#### EXERCISE INPUTS:
++++++++++
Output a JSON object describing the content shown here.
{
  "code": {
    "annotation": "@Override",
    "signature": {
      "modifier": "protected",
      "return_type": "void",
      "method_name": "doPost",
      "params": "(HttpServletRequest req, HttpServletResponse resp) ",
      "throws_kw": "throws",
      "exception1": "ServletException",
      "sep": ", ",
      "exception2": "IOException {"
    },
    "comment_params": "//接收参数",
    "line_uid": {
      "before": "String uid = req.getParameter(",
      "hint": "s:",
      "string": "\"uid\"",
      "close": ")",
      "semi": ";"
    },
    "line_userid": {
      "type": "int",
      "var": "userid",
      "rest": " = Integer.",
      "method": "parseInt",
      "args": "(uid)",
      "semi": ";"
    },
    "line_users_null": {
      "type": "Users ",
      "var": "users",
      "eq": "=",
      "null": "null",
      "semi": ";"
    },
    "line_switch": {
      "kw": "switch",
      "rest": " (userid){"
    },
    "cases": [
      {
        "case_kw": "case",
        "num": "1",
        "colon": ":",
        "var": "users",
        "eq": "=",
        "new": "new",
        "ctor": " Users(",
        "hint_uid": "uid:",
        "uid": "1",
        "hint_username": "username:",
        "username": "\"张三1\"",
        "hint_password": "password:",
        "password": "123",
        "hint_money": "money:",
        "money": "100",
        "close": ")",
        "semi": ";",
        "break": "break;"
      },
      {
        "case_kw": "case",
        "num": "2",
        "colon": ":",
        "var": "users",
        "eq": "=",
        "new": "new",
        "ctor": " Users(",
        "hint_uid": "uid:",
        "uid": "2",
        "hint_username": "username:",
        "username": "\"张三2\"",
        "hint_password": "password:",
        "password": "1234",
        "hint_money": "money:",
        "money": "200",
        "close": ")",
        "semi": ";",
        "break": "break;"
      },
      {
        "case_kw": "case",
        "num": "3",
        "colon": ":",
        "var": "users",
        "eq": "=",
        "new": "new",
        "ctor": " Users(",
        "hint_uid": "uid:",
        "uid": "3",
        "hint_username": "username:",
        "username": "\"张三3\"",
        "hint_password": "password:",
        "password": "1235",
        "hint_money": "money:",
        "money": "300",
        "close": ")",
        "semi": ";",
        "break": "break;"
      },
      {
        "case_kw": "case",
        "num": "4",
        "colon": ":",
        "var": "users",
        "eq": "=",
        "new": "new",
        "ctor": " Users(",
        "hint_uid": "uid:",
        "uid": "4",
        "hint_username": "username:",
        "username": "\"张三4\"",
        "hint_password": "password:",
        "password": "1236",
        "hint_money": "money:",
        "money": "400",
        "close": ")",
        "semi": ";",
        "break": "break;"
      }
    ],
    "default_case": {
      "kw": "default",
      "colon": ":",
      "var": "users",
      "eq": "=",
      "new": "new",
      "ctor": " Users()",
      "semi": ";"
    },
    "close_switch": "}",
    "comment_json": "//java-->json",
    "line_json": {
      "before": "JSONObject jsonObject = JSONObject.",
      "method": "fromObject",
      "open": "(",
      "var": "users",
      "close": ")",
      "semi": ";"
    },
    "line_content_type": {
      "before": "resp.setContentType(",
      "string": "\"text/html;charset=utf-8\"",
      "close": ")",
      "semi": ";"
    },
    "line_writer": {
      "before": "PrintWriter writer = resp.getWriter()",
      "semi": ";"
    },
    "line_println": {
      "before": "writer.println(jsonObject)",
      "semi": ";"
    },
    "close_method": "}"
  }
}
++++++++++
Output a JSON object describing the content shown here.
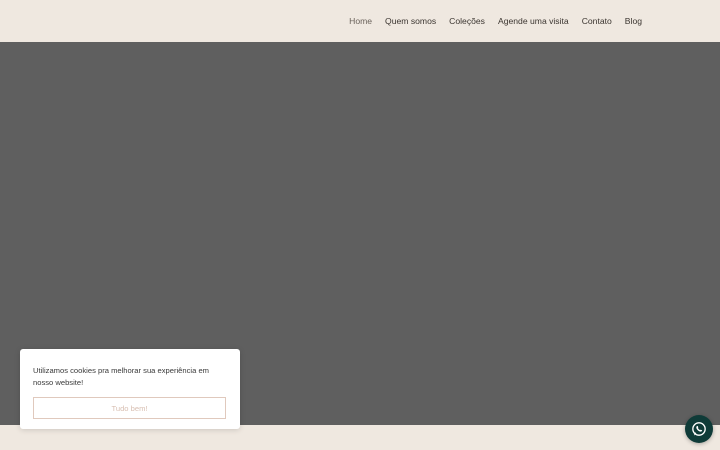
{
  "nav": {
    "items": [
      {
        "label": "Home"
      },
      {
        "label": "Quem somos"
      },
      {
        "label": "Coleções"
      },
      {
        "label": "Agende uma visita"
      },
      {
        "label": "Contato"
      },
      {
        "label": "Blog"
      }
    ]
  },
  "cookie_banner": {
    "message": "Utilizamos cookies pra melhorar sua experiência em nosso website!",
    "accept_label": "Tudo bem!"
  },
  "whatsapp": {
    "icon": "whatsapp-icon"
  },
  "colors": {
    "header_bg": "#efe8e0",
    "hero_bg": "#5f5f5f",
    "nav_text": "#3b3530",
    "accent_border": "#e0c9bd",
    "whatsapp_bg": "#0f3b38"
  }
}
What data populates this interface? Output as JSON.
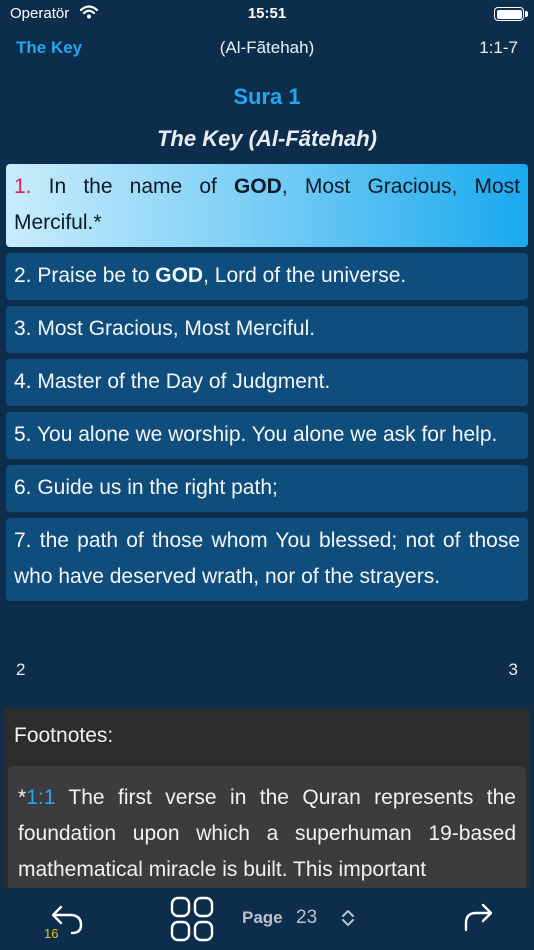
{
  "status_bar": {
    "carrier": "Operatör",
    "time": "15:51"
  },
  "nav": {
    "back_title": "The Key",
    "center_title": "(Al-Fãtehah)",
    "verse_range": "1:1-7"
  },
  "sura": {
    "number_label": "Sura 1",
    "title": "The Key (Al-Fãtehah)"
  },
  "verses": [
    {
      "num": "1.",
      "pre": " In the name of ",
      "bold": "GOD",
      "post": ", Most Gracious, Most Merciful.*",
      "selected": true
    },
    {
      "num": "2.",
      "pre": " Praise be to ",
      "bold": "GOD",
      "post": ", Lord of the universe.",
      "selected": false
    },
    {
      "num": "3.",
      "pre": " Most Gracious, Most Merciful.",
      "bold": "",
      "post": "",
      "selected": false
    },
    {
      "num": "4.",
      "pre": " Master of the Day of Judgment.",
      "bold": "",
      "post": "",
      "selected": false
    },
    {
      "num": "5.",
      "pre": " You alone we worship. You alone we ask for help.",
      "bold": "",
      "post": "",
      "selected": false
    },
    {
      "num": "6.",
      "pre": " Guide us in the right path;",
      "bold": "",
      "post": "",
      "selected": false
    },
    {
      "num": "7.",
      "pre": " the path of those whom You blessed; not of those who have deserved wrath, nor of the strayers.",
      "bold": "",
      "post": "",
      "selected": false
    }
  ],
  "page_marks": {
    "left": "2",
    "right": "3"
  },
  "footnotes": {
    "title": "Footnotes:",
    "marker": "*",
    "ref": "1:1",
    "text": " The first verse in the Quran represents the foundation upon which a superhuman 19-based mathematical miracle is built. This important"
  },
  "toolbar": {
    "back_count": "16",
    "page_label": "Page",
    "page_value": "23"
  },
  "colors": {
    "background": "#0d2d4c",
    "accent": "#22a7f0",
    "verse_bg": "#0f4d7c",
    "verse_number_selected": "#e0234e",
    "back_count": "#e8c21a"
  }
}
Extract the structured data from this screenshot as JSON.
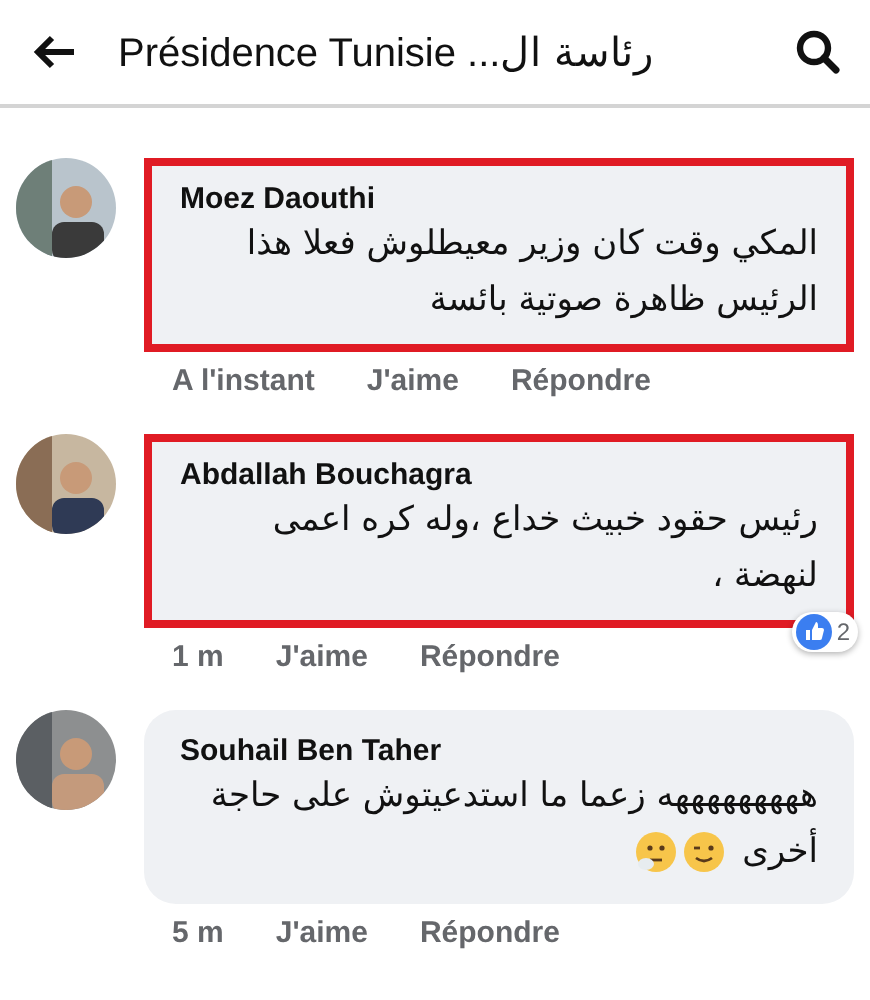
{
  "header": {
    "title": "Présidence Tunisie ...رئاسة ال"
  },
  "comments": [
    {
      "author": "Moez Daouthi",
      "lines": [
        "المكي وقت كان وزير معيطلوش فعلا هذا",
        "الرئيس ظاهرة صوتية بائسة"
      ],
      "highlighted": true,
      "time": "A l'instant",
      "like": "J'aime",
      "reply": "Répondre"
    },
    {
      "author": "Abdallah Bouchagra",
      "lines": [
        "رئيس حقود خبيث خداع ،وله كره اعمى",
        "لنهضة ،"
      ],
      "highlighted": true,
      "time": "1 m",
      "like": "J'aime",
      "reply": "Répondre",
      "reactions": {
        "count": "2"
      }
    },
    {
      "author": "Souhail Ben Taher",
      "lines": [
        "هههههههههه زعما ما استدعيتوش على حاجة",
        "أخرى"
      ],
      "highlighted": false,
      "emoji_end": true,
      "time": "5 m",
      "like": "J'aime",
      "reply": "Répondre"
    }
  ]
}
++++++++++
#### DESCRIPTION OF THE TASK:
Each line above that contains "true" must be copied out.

#### ANSWER BOX:
      "selected": true
      "highlighted": true,
      "highlighted": true,
      "emoji_end": true,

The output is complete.